Also, you don't have to have them shipped - there is probably a retailer close by you that has them and is using them in place of greenbacks.

Good advice. And some Jokes !

Thanks, Shade. I didn't know about Liberty Dollars. I will certainly look into it. But if you were any kind of friend, you would just send me some.

Ha ha.

Sorry, I am in a jokey mood today.

Flubber Thompson was walking through the Tennessee State Fair carrying a pig. A farmer said, "Hey! Where'd you get him?" And the pig said, "I won him at a bingo game!"

* * * * *

What's the difference between John McCain and the Titanic?
The Titanic had a band.

* * * * *

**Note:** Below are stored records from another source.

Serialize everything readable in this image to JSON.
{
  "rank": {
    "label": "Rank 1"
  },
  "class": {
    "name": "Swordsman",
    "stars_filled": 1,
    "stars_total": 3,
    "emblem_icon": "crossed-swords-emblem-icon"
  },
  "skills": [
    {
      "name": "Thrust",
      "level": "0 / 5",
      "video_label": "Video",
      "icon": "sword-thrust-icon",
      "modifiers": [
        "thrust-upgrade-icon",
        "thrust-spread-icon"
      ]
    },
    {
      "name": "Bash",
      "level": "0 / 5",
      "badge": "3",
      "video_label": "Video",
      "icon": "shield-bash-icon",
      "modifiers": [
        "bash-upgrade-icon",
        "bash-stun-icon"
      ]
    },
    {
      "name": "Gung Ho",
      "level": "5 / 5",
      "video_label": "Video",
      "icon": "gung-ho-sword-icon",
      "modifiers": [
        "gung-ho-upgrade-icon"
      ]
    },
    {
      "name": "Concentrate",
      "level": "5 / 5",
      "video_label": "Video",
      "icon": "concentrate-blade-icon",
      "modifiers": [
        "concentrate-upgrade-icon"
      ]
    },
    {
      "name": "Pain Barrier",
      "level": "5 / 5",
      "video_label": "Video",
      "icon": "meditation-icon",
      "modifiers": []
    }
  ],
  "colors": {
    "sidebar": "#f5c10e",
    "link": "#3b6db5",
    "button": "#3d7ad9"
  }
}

Hillary Clinton and her entourage were at Sea World looking at a tank of great white sharks. Suddenly the scaffolding gave way and Hillary and her party tumbled into the tank. Within seconds the sharks ripped the humans to shreds and the water turned bloody. Hillary, however, was not touched. "We all know each other," she smiled.

* * * * *

Rudy Giuliani was asked what motivated him to take part in the New York talent shows. "It's like ths," he said. "I normally don't do stuff like that, but when I went to meet the promoters, I noticed one of the guys was wearing lipstick. And when I saw him, I thought, hey...!"